● **Goal of the exercise**
Wherever the string "chevron" appears in the entries below, return the line that holds it.

● **Supplied material**
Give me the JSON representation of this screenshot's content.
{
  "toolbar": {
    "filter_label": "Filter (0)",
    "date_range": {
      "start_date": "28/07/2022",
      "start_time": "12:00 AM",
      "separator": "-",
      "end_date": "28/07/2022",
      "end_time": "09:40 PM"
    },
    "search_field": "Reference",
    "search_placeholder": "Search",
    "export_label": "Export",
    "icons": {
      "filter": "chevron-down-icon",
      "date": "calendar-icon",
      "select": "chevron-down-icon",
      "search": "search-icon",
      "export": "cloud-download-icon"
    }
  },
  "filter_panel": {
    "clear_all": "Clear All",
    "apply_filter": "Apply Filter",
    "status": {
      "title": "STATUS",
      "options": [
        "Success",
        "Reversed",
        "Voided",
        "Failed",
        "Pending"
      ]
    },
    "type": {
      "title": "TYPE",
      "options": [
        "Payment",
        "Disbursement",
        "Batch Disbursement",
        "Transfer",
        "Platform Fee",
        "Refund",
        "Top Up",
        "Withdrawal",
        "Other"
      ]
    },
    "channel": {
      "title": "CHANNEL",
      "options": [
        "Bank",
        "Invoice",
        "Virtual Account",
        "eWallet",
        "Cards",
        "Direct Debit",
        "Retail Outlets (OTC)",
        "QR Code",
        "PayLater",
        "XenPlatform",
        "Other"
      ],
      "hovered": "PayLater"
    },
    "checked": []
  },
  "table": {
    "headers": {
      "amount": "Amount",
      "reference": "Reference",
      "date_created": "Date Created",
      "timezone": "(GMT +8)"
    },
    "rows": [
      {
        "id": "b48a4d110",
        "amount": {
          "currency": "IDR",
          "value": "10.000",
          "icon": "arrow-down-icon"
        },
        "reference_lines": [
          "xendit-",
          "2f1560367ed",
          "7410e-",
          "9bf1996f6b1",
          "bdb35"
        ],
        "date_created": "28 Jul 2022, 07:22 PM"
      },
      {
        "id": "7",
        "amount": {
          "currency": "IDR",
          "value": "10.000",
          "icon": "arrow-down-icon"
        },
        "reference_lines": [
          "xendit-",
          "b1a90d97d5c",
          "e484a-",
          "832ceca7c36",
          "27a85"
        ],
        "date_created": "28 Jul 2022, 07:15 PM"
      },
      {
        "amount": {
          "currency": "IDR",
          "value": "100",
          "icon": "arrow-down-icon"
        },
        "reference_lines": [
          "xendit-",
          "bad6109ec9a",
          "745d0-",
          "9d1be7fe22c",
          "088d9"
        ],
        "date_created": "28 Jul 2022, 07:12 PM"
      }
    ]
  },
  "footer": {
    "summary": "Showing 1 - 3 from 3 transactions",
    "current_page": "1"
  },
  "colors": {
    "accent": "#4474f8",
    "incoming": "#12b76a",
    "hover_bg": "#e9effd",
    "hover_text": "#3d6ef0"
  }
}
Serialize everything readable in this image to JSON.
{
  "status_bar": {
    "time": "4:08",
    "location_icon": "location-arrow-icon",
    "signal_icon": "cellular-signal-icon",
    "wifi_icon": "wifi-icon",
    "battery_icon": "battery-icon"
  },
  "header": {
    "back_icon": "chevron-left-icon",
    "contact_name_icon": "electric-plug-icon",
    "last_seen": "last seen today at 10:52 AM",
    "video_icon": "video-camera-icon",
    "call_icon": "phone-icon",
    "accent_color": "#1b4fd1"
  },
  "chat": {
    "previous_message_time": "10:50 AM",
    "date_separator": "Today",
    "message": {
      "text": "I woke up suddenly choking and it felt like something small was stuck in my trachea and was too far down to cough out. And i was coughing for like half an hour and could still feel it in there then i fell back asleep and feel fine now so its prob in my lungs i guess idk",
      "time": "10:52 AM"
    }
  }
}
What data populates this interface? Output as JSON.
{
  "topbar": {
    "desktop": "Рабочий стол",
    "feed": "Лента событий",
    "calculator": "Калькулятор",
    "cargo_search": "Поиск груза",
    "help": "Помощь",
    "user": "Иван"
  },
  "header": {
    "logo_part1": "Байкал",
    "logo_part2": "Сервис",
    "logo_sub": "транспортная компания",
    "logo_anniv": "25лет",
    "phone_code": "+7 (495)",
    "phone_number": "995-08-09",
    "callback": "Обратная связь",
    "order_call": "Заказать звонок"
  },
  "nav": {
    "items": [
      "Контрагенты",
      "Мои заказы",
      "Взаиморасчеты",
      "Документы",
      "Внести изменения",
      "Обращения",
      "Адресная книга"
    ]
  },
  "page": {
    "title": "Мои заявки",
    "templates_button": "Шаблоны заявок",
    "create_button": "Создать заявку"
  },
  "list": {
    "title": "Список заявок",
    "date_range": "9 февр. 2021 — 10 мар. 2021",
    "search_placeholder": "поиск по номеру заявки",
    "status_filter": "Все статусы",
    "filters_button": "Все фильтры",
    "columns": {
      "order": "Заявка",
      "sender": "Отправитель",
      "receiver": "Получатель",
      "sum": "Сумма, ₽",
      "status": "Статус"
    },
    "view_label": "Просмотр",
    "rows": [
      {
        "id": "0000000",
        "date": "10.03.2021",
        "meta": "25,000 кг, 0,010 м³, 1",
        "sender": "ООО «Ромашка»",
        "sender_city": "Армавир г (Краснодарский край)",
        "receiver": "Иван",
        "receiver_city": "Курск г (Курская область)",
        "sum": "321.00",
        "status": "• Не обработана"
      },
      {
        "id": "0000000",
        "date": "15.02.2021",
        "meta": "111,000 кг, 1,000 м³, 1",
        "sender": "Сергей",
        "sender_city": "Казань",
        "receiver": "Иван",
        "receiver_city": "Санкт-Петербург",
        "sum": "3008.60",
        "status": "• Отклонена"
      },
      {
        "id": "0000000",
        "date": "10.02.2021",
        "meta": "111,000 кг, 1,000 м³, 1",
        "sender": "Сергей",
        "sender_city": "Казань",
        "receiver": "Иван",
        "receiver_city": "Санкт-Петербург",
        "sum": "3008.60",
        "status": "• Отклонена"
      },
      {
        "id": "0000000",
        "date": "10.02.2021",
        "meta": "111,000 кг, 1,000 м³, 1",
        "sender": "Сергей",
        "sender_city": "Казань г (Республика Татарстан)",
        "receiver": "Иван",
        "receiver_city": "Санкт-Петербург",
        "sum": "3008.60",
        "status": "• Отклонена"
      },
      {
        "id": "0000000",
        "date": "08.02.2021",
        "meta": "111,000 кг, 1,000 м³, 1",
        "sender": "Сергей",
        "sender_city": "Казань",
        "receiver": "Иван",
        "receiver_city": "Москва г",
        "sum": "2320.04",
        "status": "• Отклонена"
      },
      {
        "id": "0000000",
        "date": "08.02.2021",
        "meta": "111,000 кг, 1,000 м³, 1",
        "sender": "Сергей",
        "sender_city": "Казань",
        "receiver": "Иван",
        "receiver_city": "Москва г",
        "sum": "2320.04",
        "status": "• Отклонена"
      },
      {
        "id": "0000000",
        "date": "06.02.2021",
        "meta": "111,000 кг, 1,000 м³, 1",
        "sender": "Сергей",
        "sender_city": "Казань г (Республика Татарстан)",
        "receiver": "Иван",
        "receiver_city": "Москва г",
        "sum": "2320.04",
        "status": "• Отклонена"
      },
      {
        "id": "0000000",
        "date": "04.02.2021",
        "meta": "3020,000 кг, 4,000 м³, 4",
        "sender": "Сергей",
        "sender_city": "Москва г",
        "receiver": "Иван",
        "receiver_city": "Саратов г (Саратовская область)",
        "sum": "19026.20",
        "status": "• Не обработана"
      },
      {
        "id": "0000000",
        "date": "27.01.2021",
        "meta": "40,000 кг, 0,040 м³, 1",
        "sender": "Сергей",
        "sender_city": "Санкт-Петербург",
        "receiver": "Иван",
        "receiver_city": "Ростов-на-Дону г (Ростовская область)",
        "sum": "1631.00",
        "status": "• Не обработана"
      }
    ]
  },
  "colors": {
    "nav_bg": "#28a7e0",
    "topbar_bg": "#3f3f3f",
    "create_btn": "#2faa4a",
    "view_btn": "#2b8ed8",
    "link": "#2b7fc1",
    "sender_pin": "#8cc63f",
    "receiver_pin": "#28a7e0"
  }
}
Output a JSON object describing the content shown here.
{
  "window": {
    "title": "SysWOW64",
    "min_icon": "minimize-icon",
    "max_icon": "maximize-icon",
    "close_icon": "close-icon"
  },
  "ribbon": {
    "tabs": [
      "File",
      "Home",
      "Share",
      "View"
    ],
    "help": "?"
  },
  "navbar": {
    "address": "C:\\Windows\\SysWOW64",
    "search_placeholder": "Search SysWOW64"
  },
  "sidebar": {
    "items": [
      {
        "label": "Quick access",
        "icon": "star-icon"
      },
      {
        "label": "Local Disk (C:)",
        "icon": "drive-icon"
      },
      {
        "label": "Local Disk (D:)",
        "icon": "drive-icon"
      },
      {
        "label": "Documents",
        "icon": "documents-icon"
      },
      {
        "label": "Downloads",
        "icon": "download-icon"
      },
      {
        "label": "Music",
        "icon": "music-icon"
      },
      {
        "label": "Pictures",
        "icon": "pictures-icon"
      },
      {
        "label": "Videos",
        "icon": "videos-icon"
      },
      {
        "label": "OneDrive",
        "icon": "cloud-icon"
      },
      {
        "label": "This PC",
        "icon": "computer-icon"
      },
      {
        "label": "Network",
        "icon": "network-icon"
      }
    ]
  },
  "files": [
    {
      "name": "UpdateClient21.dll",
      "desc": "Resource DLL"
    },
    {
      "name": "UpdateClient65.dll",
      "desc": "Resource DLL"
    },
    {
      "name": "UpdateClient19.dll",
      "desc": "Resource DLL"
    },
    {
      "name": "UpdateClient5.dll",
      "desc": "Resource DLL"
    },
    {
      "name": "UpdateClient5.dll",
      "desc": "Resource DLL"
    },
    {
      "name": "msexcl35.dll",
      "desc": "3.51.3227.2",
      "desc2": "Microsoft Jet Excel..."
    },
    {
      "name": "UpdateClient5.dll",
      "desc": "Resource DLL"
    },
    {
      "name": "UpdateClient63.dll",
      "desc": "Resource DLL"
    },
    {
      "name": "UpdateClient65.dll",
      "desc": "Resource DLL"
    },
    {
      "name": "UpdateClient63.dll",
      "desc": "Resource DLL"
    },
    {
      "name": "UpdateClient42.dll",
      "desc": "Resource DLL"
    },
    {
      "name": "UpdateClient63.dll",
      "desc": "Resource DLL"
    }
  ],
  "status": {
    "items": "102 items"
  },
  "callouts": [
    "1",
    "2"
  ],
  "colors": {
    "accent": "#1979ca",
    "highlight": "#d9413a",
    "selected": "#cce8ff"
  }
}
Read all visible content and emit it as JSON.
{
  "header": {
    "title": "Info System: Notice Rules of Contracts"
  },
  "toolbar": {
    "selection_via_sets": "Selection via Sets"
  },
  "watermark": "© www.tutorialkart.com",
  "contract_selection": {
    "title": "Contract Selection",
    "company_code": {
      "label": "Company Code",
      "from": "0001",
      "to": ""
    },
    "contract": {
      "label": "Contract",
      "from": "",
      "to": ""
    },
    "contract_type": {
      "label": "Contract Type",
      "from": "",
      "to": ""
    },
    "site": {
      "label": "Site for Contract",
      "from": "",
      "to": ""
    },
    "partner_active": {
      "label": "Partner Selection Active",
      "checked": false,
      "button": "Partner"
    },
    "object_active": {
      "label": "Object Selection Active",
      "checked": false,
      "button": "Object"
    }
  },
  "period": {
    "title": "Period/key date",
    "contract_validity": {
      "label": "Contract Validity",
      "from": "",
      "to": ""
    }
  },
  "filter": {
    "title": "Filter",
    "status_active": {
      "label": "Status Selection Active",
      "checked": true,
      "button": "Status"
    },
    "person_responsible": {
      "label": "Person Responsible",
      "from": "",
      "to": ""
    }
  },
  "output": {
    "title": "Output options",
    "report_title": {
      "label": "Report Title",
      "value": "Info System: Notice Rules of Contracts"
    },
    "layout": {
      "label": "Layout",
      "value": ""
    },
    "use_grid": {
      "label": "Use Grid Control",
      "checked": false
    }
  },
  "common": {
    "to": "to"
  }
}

● **Answer space**
      "filter": "chevron-down-icon",
      "select": "chevron-down-icon",
    "back_icon": "chevron-left-icon",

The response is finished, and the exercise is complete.